See, a lot of people who want their partner along for the ride tend to think short-term and not as long-term as is really required… because it’s a lot to think about and tends to require a crystal ball. They also think about this in ways that won’t cause the relationship to end or otherwise “go out of control” oh, like, they’ve gotten their partner to dive in and they not only like it but now they get “candystoreitis” and they want and need more… a whole lot more and in excess of what the asking partner wants and needs.
Some folks won’t even bring this topic up because they usually know that if their partner agrees, there’s going to be no containing them; they’re gonna want more than what’s been planned to provide, oh, like, going off on their own to get their bisexual fix whenever they need to.
I’m gonna tell you that if this isn’t something that crosses your mind – and you don’t have an answer for it or don’t have a plan in place to cover it, well, hmm, I think you should think about this… and think about it a lot. If you don’t get flat-out rejected asking them about this, yeah, you could be opening Pandora’s Box and now you’ve created a monster… and one ya might not be able to control.
If you’re brave enough, sure – you can ask them but if you believe that there’s no harm in asking, ya might wanna rethink that one. You might stand a better chance asking them for a heterosexual-like open relationship than you do asking them to become bisexual and “just because” you are. It’s difficult – and that’s putting it mildly – to convince someone who doesn’t have a “bisexual bone” in their body to try to be bisexual; it’s difficult to convince someone who is firmly and deeply rooted in monogamy to not be monogamous.
It’s difficult to put together a compelling and comprehensive argument for why they should do this. It’s at times and situations like this when one tends to find out that they really don’t know the person they’ve been in a relationship with. I know of a guy who put this on the table with his woman and because he heard her say that she’d sleep with that hot chick she saw on TV… then he found himself searching for his head after his lady lopped it off and sent it bouncing somewhere.
Just because your partner might say something like that doesn’t mean they’d want to actually do it. This whole thing calls for a level of conversation that is beyond deep: This is about as personal as it can get because you’re putting their beliefs, feelings, and personal views about themselves under a lot of stress… and stress they’re not gonna want to be bothered with. You’re probably asking them to do what is to them, unthinkable. And if you’ve not given this particular point a whole lot of thought and consideration, well, hmm.

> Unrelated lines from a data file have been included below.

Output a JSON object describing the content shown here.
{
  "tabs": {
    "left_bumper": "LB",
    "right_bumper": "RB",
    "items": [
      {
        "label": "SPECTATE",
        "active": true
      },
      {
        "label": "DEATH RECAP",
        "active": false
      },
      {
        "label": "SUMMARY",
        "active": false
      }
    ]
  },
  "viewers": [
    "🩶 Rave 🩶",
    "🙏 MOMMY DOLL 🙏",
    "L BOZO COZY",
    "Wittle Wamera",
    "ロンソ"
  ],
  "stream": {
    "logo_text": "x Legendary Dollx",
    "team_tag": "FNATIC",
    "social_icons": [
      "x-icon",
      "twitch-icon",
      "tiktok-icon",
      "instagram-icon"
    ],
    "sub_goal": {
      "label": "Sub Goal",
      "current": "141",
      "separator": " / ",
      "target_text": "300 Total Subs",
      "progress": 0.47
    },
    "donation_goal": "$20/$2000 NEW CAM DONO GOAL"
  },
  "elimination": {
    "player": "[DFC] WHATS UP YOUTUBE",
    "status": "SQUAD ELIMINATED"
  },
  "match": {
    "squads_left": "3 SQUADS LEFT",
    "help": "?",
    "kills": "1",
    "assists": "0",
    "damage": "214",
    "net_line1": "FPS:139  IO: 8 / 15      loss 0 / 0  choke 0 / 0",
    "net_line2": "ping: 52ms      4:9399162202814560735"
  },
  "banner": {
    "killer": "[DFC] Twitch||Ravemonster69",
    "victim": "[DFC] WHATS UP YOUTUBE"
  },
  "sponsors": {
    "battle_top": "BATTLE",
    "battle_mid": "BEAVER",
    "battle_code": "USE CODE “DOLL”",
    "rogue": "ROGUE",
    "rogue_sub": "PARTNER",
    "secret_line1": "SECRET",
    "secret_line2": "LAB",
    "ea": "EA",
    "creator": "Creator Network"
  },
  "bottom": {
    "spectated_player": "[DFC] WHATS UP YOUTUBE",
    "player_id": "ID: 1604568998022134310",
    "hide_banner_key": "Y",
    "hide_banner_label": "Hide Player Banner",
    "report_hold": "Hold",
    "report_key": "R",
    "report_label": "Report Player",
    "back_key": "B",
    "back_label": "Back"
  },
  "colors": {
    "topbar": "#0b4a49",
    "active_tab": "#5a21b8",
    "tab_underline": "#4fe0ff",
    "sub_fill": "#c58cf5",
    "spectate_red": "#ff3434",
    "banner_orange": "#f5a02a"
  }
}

Go ahead. Ask them to join you in being bisexual. Don’t get me wrong – some people actually do agree to it and for whatever reason makes sense to them. But usually and generally? Ain’t gonna happen and they won’t give a fuck about how eloquently you make your presentation. I’d say that there might be one slim glimmer of hope in that you could, after getting kicked to the curb on this now, ask them again later… and much later because, who knows – they could have reason at a later date to change their mind.
Or not. Why won’t they? They don’t want to. They don’t have to. They don’t need to and the biggest hurdle: They don’t believe in it. Now go on and do your best to both challenge and change someone’s beliefs in this… and you’ll better understand why I say, without any jokes or other shit like that, “Good luck with that one.”
You’re gonna need it.